Aerospace manufacturers Boeing (NYSE:BA) and Airbus, a subsidiary of European Aeronautic Defense and Space Company (NASDAQOTH:EADSY), claim a virtual duopoly over the large commercial jet market. With airlines in an arms race to modernize fleets, a prime position in this battle should prove lucrative for shareholders of commercial aircraft manufacturers. But while Boeing and Airbus clearly hold the top two spots, another manufacturer is firing up its engines.
Expanding product line
Canadian manufacturer Bombardier (TSX:BBD.B) is hardly new to the commercial jet business. The manufacturer has supplied airlines with the ubiquitous Canadair regional jets, and provided the popular Q400 Turboprop used by many carriers.
But Bombardier's latest move takes it into Boeing and Airbus territory, as Bombardier launches its C Series jet that competes with the Boeing 737 and the Airbus A319. However, the C Series is not merely a clone of one of the duopolists' aircraft; it has its own features and purpose.
Quietly moving in
Jet aircraft have a reputation for being noisy, and this has hampered the use of many jets at more urban airports. Bombardier has a strong focus on noise reduction in the C Series, marketing it as a primary selling feature.
But having quiet aircraft matters to more than just people who want to be able to sleep at night. Quiet aircraft also make it easier for airlines to operate out of urban airports where noise regulations would keep out other aircraft.

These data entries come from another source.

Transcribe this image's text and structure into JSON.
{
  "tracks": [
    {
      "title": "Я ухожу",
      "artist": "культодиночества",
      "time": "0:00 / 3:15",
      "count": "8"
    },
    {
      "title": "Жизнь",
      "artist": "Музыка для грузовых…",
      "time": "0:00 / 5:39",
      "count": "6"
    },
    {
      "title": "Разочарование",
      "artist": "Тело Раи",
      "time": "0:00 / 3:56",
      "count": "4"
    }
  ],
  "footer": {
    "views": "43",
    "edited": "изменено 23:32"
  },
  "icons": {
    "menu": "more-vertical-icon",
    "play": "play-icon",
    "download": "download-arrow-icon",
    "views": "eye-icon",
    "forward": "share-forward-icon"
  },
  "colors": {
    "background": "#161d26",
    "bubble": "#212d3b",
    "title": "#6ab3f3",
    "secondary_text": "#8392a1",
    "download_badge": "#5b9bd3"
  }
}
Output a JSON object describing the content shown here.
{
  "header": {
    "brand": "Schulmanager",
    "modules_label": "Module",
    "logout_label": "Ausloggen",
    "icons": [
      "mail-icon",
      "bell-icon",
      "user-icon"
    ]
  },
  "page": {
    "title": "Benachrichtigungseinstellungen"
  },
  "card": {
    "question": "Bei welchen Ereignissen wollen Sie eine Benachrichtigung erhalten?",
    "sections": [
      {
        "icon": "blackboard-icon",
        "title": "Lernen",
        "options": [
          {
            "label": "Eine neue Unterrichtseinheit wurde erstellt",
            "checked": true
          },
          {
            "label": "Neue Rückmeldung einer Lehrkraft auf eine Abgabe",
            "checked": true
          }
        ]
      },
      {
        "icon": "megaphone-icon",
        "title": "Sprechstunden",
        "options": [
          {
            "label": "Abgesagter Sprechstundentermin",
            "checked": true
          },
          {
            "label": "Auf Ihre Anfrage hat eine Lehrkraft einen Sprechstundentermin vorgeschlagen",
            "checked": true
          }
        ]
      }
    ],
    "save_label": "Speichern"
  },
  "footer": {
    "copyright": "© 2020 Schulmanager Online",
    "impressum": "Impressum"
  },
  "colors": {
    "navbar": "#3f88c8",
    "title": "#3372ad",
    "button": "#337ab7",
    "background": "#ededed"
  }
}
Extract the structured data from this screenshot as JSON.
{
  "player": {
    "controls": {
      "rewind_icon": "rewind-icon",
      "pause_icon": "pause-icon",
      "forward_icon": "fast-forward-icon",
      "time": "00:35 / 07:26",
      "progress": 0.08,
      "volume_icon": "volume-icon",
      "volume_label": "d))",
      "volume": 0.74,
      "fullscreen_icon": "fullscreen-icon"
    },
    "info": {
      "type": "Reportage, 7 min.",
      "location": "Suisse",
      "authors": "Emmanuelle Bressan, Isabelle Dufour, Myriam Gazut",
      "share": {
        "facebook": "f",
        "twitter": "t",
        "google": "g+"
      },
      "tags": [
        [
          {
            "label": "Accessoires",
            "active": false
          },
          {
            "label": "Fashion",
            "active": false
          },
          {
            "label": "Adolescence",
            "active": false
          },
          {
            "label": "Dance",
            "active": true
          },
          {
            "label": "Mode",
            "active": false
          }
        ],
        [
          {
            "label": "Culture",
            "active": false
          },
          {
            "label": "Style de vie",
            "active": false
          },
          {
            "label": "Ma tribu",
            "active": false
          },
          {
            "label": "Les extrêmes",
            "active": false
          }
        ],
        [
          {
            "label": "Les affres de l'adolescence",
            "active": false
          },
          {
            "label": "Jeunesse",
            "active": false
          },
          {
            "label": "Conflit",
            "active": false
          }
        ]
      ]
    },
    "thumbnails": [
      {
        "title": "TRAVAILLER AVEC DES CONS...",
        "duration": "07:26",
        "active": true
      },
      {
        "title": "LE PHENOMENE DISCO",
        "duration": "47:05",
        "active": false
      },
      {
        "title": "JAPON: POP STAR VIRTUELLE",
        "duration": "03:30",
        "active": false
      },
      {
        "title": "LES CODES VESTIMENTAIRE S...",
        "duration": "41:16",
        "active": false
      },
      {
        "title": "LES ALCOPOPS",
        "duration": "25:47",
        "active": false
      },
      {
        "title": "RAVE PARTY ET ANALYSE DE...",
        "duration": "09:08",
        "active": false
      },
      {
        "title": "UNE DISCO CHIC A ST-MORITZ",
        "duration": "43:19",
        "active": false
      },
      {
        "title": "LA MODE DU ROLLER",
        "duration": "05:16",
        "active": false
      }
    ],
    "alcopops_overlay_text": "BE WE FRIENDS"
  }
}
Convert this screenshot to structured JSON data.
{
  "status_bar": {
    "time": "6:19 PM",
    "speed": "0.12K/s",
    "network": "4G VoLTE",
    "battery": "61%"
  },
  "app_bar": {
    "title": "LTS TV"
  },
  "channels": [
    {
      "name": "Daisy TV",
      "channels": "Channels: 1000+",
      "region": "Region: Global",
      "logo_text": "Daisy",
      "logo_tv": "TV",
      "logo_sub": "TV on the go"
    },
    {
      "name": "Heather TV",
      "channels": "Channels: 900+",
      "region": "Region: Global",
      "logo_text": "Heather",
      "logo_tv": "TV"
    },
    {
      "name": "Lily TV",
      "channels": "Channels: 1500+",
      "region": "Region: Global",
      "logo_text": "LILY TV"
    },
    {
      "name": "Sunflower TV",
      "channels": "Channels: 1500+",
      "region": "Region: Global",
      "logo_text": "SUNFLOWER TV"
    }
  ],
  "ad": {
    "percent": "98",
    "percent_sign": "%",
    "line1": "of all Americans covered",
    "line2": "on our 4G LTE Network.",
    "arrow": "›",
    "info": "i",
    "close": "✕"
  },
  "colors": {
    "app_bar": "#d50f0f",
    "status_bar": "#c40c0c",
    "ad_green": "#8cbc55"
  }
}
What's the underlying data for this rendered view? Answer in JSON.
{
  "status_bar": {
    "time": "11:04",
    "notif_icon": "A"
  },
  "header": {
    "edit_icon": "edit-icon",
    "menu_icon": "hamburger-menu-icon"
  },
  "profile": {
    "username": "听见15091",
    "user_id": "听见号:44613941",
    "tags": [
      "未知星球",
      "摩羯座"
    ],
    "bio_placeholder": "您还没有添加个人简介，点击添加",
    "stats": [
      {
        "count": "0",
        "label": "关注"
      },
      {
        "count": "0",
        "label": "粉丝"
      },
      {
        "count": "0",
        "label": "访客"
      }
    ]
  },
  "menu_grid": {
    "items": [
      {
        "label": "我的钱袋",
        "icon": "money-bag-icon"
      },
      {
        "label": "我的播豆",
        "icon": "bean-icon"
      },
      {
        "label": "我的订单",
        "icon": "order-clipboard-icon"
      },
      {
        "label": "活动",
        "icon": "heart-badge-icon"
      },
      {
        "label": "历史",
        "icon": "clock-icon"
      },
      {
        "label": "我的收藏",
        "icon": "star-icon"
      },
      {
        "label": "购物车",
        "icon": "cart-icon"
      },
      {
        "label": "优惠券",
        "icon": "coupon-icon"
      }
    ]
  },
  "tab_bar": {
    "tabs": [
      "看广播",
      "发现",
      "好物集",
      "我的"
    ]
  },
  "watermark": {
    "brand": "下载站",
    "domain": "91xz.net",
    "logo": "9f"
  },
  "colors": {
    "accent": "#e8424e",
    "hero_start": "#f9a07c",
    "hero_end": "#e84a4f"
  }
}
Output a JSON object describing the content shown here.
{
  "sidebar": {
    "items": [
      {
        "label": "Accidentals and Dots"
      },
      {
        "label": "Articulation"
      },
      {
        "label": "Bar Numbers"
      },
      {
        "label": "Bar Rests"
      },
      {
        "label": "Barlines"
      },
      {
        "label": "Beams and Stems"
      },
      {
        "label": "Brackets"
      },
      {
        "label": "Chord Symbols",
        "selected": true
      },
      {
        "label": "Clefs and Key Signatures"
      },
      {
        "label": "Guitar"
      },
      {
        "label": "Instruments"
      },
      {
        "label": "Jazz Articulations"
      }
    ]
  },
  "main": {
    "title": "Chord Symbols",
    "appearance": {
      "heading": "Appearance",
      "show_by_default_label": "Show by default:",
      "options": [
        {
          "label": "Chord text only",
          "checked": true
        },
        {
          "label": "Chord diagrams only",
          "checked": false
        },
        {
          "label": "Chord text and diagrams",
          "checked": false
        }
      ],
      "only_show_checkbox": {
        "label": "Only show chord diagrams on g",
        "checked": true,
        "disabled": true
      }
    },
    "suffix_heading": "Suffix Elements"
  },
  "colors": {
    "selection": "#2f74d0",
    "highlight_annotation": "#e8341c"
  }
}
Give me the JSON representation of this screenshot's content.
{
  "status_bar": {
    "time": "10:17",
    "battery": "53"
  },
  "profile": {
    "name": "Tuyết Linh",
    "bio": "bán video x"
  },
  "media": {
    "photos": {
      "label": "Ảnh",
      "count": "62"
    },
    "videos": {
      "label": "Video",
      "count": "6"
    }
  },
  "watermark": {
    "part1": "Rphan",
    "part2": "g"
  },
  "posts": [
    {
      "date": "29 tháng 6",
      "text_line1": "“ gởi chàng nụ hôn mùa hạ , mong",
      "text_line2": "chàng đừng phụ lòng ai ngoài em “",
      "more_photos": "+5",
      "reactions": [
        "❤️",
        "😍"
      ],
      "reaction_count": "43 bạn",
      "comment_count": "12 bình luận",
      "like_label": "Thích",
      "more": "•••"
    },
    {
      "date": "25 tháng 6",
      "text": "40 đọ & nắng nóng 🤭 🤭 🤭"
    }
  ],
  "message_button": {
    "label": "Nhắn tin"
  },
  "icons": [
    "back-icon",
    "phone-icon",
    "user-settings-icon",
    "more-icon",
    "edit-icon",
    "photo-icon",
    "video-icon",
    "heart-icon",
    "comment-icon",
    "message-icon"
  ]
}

This is already being seen as privately held Porter Airlines tries to get approval for its plan to operate out of the more centralized Toronto Island Airport. The proximity of the Island Airport to downtown Toronto would be a major selling point, and flights would likely command a premium as they attract more high-paying business travelers.
Due to noise concerns, jet aircraft are currently banned from the Toronto Island Airport, but Porter is trying to use the reduced noise levels of the C Series to get that ban lifted. Clearly, the lower noise levels of the C Series work in the aircraft's favor, as approval of Porter's plan would set in motion the airline's orders for the aircraft. Additionally, Air Canada and WestJet have expressed interest in servicing the airport with jets. If noise reduction is a key factor in the decision, these two airlines may be forced to purchase C Series aircraft to operate jet flights from the airport.
Just a side effect?
As much of a benefit as the noise reduction in the C Series is, it wasn't the main goal set forth in the development of the Pratt & Whitney Purepower engines. Fuel efficiency was a higher priority; but, in creating a more fuel-efficient engine, Pratt & Whitney also created a quieter one.
Because of this, the noise reduction in the C Series is actually enhanced by a fuel-centric development rather than being an extra costing energy. Bombardier is now able to market fuel economy and noise reduction in one connected package to potential buyers.
For their own parts, the Boeing 737MAX will feature a quieter LEAP engine, and the LEAP engine will be an option on the Airbus A320neo. But with certification of the first LEAP engines expected to come in 2015, Bombardier has a slight jump on the competition for quiet jets.
Airlines traditionally have looked to Boeing and Airbus to fill all their large commercial aircraft needs. But Bombardier is making a play for a position among the big dogs with its quiet C Series jet. The noise reduction of this aircraft should make it attractive to airlines looking to open up new routes serving urban airports, or expand capacity on existing routes.
Whether or not you own shares of Bombardier, the manufacturer's move into Boeing and Airbus territory could shake up the commercial aerospace industry. If Bombardier can gain a foothold, things could get very interesting for all players should Bombardier choose to move toward even larger aircraft in the long term.
Three manufacturers outgrowing Boeing, Airbus, and Bombardier
Alexander MacLennan owns shares of Air Canada. This article is not an endorsement to buy or sell any security and does not constitute professional investment advice. Always do your own due diligence before buying or selling any security. The Motley Fool has no position in any of the stocks mentioned. Try any of our Foolish newsletter services free for 30 days. We Fools may not all hold the same opinions, but we all believe that considering a diverse range of insights makes us better investors. The Motley Fool has a disclosure policy.